** The task **
All lines from the entries below that contain the string "icon" should be copied out.

** Supplied records **
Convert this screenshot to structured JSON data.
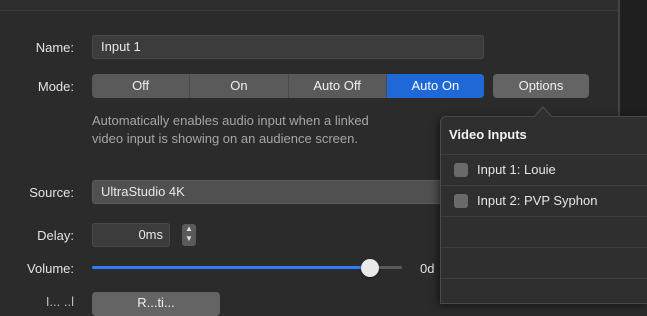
{
  "form": {
    "name_label": "Name:",
    "name_value": "Input 1",
    "mode_label": "Mode:",
    "mode_options": [
      "Off",
      "On",
      "Auto Off",
      "Auto On"
    ],
    "mode_selected": "Auto On",
    "options_button": "Options",
    "description_line1": "Automatically enables audio input when a linked",
    "description_line2": "video input is showing on an audience screen.",
    "source_label": "Source:",
    "source_value": "UltraStudio 4K",
    "delay_label": "Delay:",
    "delay_value": "0ms",
    "volume_label": "Volume:",
    "volume_value_text": "0d",
    "volume_level": 0.87,
    "partial_label": "I... ..l",
    "partial_button": "R...ti..."
  },
  "popover": {
    "title": "Video Inputs",
    "items": [
      {
        "label": "Input 1: Louie",
        "checked": false
      },
      {
        "label": "Input 2: PVP Syphon",
        "checked": false
      }
    ]
  },
  "colors": {
    "accent": "#1f68d8",
    "slider_fill": "#2e7cf6",
    "background": "#2b2b2b"
  }
}
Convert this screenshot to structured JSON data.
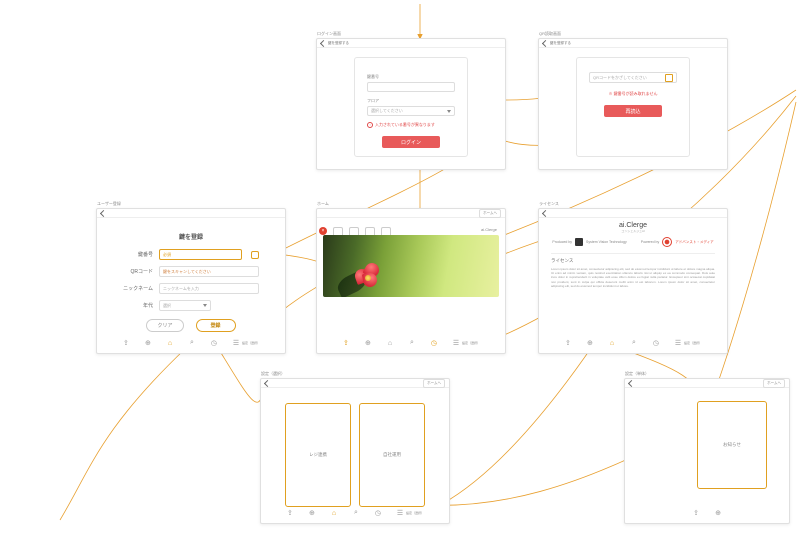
{
  "diagram_type": "app-flow-wireframe",
  "app": {
    "name": "ai.Clerge",
    "tagline": "コンシェルジュAI"
  },
  "frames": {
    "login": {
      "title": "ログイン画面",
      "breadcrumb": "鍵を登録する",
      "field_key_label": "鍵番号",
      "field_floor_label": "フロア",
      "field_floor_value": "選択してください",
      "error": "入力されている番号が異なります",
      "submit": "ログイン"
    },
    "qr": {
      "title": "QR読取画面",
      "breadcrumb": "鍵を登録する",
      "hint": "QRコードをかざしてください",
      "error": "※ 鍵番号が読み取れません",
      "submit": "再読込"
    },
    "register": {
      "title": "ユーザー登録",
      "heading": "鍵を登録",
      "rows": {
        "key": {
          "label": "鍵番号",
          "badge": "必須"
        },
        "qr": {
          "label": "QRコード",
          "placeholder": "鍵をスキャンしてください"
        },
        "nick": {
          "label": "ニックネーム",
          "placeholder": "ニックネームを入力"
        },
        "age": {
          "label": "年代",
          "value": "選択"
        }
      },
      "clear": "クリア",
      "submit": "登録"
    },
    "home": {
      "title": "ホーム",
      "logo": "ai.Clerge"
    },
    "license": {
      "title": "ライセンス",
      "produced_label": "Produced by",
      "produced_name": "System Vision Technology",
      "powered_label": "Powered by",
      "powered_name": "アドバンスト・メディア",
      "section": "ライセンス",
      "body": "Lorem ipsum dolor sit amet, consectetur adipiscing elit, sed do eiusmod tempor incididunt ut labore et dolore magna aliqua. Ut enim ad minim veniam, quis nostrud exercitation ullamco laboris nisi ut aliquip ex ea commodo consequat. Duis aute irure dolor in reprehenderit in voluptate velit esse cillum dolore eu fugiat nulla pariatur. Excepteur sint occaecat cupidatat non proident, sunt in culpa qui officia deserunt mollit anim id est laborum. Lorem ipsum dolor sit amet, consectetur adipiscing elit, sed do eiusmod tempor incididunt ut labore."
    },
    "settings_two": {
      "title": "設定（選択）",
      "left": "レジ連携",
      "right": "自社運用"
    },
    "settings_one": {
      "title": "設定（単体）",
      "label": "お知らせ"
    }
  },
  "tabs": [
    "share-icon",
    "add-icon",
    "home-icon",
    "search-icon",
    "history-icon",
    "settings-label"
  ],
  "topbtn": "ホームへ"
}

** Written response **
    "share-icon",
    "add-icon",
    "home-icon",
    "search-icon",
    "history-icon",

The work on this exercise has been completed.